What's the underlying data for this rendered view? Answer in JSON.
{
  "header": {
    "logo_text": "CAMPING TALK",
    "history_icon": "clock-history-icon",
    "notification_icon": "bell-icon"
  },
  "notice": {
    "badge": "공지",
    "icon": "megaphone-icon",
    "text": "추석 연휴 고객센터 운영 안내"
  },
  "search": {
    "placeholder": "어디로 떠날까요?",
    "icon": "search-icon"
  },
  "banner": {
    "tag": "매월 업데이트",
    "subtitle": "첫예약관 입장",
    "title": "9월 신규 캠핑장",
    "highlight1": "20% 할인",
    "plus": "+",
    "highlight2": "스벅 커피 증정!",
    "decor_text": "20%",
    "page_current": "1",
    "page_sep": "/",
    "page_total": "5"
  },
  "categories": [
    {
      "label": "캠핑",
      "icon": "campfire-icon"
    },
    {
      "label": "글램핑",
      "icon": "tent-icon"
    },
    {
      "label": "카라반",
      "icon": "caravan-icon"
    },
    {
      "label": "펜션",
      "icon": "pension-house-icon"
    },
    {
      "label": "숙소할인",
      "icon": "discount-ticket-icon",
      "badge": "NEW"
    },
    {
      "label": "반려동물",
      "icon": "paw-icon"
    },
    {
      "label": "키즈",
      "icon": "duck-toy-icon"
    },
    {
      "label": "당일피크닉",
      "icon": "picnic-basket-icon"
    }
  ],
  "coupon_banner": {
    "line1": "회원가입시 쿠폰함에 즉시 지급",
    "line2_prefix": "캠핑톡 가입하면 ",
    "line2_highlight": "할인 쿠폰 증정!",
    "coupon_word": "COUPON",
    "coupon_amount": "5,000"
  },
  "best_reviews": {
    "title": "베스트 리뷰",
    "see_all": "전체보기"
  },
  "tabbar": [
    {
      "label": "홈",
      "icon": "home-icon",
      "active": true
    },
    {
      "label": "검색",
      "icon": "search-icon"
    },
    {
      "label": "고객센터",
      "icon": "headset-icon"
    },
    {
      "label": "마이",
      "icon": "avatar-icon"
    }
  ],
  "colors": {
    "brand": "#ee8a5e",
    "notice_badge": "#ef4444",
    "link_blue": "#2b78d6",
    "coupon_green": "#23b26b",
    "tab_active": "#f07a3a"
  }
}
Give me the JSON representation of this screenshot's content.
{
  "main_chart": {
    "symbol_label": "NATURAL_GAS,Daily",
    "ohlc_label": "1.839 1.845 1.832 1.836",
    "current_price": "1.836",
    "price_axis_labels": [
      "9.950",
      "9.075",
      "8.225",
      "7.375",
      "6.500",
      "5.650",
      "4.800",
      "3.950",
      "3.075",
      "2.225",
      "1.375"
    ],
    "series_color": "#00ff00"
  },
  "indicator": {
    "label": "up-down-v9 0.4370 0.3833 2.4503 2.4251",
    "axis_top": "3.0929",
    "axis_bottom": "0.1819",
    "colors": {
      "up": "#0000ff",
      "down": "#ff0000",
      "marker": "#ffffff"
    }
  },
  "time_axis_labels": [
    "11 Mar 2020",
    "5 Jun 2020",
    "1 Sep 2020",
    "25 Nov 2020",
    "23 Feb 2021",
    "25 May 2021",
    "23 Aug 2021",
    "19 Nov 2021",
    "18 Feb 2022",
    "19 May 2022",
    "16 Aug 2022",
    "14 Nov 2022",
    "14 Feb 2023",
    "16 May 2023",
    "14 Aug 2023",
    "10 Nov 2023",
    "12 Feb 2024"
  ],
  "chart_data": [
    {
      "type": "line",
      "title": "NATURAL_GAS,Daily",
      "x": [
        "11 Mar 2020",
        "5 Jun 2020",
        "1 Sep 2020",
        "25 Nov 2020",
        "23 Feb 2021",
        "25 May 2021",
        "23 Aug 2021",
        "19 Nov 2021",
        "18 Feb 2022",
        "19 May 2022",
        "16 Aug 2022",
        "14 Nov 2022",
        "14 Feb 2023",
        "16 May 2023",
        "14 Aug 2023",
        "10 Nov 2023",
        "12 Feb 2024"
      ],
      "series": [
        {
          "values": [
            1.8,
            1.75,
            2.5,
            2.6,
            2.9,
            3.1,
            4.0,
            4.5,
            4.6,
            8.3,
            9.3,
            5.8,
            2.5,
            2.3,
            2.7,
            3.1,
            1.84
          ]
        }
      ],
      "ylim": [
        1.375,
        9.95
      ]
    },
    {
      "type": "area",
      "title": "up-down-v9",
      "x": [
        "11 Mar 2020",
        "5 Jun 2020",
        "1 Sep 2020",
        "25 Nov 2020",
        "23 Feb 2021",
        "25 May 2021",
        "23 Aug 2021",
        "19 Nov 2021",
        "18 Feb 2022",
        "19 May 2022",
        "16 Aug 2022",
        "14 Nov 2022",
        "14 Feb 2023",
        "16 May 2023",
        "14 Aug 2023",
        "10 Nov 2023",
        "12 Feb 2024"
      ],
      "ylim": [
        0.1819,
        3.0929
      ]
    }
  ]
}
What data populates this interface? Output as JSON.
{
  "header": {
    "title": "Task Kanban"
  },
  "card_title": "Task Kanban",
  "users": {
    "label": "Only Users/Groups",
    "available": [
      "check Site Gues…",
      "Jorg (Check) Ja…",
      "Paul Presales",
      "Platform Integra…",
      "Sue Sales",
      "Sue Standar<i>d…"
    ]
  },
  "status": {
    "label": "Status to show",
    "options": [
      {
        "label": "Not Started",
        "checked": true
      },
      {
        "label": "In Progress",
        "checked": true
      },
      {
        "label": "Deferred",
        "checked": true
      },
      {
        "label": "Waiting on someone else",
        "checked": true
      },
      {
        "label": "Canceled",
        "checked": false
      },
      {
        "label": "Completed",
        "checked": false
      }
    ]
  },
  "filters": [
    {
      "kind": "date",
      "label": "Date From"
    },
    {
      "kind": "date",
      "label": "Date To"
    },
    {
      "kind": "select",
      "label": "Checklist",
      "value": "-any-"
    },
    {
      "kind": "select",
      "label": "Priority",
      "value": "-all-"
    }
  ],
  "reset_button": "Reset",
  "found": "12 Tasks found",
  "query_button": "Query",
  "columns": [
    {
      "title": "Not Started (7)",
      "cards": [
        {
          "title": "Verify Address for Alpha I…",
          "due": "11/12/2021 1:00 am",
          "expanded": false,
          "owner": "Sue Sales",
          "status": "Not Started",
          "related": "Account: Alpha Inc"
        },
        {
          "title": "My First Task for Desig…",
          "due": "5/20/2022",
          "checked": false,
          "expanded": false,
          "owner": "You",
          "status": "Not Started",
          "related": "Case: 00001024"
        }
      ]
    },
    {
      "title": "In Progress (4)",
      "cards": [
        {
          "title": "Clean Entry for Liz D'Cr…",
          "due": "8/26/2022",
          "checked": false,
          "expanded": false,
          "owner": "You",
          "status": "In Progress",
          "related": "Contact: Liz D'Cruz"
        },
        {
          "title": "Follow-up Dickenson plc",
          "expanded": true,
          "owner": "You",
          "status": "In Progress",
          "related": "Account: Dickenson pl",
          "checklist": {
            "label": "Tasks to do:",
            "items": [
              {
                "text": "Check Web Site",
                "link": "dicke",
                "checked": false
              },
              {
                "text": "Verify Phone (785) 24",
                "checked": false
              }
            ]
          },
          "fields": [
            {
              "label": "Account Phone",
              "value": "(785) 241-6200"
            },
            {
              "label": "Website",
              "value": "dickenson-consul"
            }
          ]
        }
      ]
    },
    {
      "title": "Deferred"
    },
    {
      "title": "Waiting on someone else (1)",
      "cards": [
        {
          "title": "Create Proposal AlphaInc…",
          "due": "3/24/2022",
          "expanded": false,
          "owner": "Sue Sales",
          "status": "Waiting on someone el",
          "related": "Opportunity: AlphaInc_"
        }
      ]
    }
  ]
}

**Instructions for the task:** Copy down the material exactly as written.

**Problem solution:**
What's the underlying data for this rendered view? Answer in JSON.
{
  "header": {
    "logo_text": "CAMPING TALK",
    "history_icon": "clock-history-icon",
    "notification_icon": "bell-icon"
  },
  "notice": {
    "badge": "공지",
    "icon": "megaphone-icon",
    "text": "추석 연휴 고객센터 운영 안내"
  },
  "search": {
    "placeholder": "어디로 떠날까요?",
    "icon": "search-icon"
  },
  "banner": {
    "tag": "매월 업데이트",
    "subtitle": "첫예약관 입장",
    "title": "9월 신규 캠핑장",
    "highlight1": "20% 할인",
    "plus": "+",
    "highlight2": "스벅 커피 증정!",
    "decor_text": "20%",
    "page_current": "1",
    "page_sep": "/",
    "page_total": "5"
  },
  "categories": [
    {
      "label": "캠핑",
      "icon": "campfire-icon"
    },
    {
      "label": "글램핑",
      "icon": "tent-icon"
    },
    {
      "label": "카라반",
      "icon": "caravan-icon"
    },
    {
      "label": "펜션",
      "icon": "pension-house-icon"
    },
    {
      "label": "숙소할인",
      "icon": "discount-ticket-icon",
      "badge": "NEW"
    },
    {
      "label": "반려동물",
      "icon": "paw-icon"
    },
    {
      "label": "키즈",
      "icon": "duck-toy-icon"
    },
    {
      "label": "당일피크닉",
      "icon": "picnic-basket-icon"
    }
  ],
  "coupon_banner": {
    "line1": "회원가입시 쿠폰함에 즉시 지급",
    "line2_prefix": "캠핑톡 가입하면 ",
    "line2_highlight": "할인 쿠폰 증정!",
    "coupon_word": "COUPON",
    "coupon_amount": "5,000"
  },
  "best_reviews": {
    "title": "베스트 리뷰",
    "see_all": "전체보기"
  },
  "tabbar": [
    {
      "label": "홈",
      "icon": "home-icon",
      "active": true
    },
    {
      "label": "검색",
      "icon": "search-icon"
    },
    {
      "label": "고객센터",
      "icon": "headset-icon"
    },
    {
      "label": "마이",
      "icon": "avatar-icon"
    }
  ],
  "colors": {
    "brand": "#ee8a5e",
    "notice_badge": "#ef4444",
    "link_blue": "#2b78d6",
    "coupon_green": "#23b26b",
    "tab_active": "#f07a3a"
  }
}
Give me the JSON representation of this screenshot's content.
{
  "main_chart": {
    "symbol_label": "NATURAL_GAS,Daily",
    "ohlc_label": "1.839 1.845 1.832 1.836",
    "current_price": "1.836",
    "price_axis_labels": [
      "9.950",
      "9.075",
      "8.225",
      "7.375",
      "6.500",
      "5.650",
      "4.800",
      "3.950",
      "3.075",
      "2.225",
      "1.375"
    ],
    "series_color": "#00ff00"
  },
  "indicator": {
    "label": "up-down-v9 0.4370 0.3833 2.4503 2.4251",
    "axis_top": "3.0929",
    "axis_bottom": "0.1819",
    "colors": {
      "up": "#0000ff",
      "down": "#ff0000",
      "marker": "#ffffff"
    }
  },
  "time_axis_labels": [
    "11 Mar 2020",
    "5 Jun 2020",
    "1 Sep 2020",
    "25 Nov 2020",
    "23 Feb 2021",
    "25 May 2021",
    "23 Aug 2021",
    "19 Nov 2021",
    "18 Feb 2022",
    "19 May 2022",
    "16 Aug 2022",
    "14 Nov 2022",
    "14 Feb 2023",
    "16 May 2023",
    "14 Aug 2023",
    "10 Nov 2023",
    "12 Feb 2024"
  ],
  "chart_data": [
    {
      "type": "line",
      "title": "NATURAL_GAS,Daily",
      "x": [
        "11 Mar 2020",
        "5 Jun 2020",
        "1 Sep 2020",
        "25 Nov 2020",
        "23 Feb 2021",
        "25 May 2021",
        "23 Aug 2021",
        "19 Nov 2021",
        "18 Feb 2022",
        "19 May 2022",
        "16 Aug 2022",
        "14 Nov 2022",
        "14 Feb 2023",
        "16 May 2023",
        "14 Aug 2023",
        "10 Nov 2023",
        "12 Feb 2024"
      ],
      "series": [
        {
          "values": [
            1.8,
            1.75,
            2.5,
            2.6,
            2.9,
            3.1,
            4.0,
            4.5,
            4.6,
            8.3,
            9.3,
            5.8,
            2.5,
            2.3,
            2.7,
            3.1,
            1.84
          ]
        }
      ],
      "ylim": [
        1.375,
        9.95
      ]
    },
    {
      "type": "area",
      "title": "up-down-v9",
      "x": [
        "11 Mar 2020",
        "5 Jun 2020",
        "1 Sep 2020",
        "25 Nov 2020",
        "23 Feb 2021",
        "25 May 2021",
        "23 Aug 2021",
        "19 Nov 2021",
        "18 Feb 2022",
        "19 May 2022",
        "16 Aug 2022",
        "14 Nov 2022",
        "14 Feb 2023",
        "16 May 2023",
        "14 Aug 2023",
        "10 Nov 2023",
        "12 Feb 2024"
      ],
      "ylim": [
        0.1819,
        3.0929
      ]
    }
  ]
}
What data populates this interface? Output as JSON.
{
  "header": {
    "title": "Task Kanban"
  },
  "card_title": "Task Kanban",
  "users": {
    "label": "Only Users/Groups",
    "available": [
      "check Site Gues…",
      "Jorg (Check) Ja…",
      "Paul Presales",
      "Platform Integra…",
      "Sue Sales",
      "Sue Standar<i>d…"
    ]
  },
  "status": {
    "label": "Status to show",
    "options": [
      {
        "label": "Not Started",
        "checked": true
      },
      {
        "label": "In Progress",
        "checked": true
      },
      {
        "label": "Deferred",
        "checked": true
      },
      {
        "label": "Waiting on someone else",
        "checked": true
      },
      {
        "label": "Canceled",
        "checked": false
      },
      {
        "label": "Completed",
        "checked": false
      }
    ]
  },
  "filters": [
    {
      "kind": "date",
      "label": "Date From"
    },
    {
      "kind": "date",
      "label": "Date To"
    },
    {
      "kind": "select",
      "label": "Checklist",
      "value": "-any-"
    },
    {
      "kind": "select",
      "label": "Priority",
      "value": "-all-"
    }
  ],
  "reset_button": "Reset",
  "found": "12 Tasks found",
  "query_button": "Query",
  "columns": [
    {
      "title": "Not Started (7)",
      "cards": [
        {
          "title": "Verify Address for Alpha I…",
          "due": "11/12/2021 1:00 am",
          "expanded": false,
          "owner": "Sue Sales",
          "status": "Not Started",
          "related": "Account: Alpha Inc"
        },
        {
          "title": "My First Task for Desig…",
          "due": "5/20/2022",
          "checked": false,
          "expanded": false,
          "owner": "You",
          "status": "Not Started",
          "related": "Case: 00001024"
        }
      ]
    },
    {
      "title": "In Progress (4)",
      "cards": [
        {
          "title": "Clean Entry for Liz D'Cr…",
          "due": "8/26/2022",
          "checked": false,
          "expanded": false,
          "owner": "You",
          "status": "In Progress",
          "related": "Contact: Liz D'Cruz"
        },
        {
          "title": "Follow-up Dickenson plc",
          "expanded": true,
          "owner": "You",
          "status": "In Progress",
          "related": "Account: Dickenson pl",
          "checklist": {
            "label": "Tasks to do:",
            "items": [
              {
                "text": "Check Web Site",
                "link": "dicke",
                "checked": false
              },
              {
                "text": "Verify Phone (785) 24",
                "checked": false
              }
            ]
          },
          "fields": [
            {
              "label": "Account Phone",
              "value": "(785) 241-6200"
            },
            {
              "label": "Website",
              "value": "dickenson-consul"
            }
          ]
        }
      ]
    },
    {
      "title": "Deferred"
    },
    {
      "title": "Waiting on someone else (1)",
      "cards": [
        {
          "title": "Create Proposal AlphaInc…",
          "due": "3/24/2022",
          "expanded": false,
          "owner": "Sue Sales",
          "status": "Waiting on someone el",
          "related": "Opportunity: AlphaInc_"
        }
      ]
    }
  ]
}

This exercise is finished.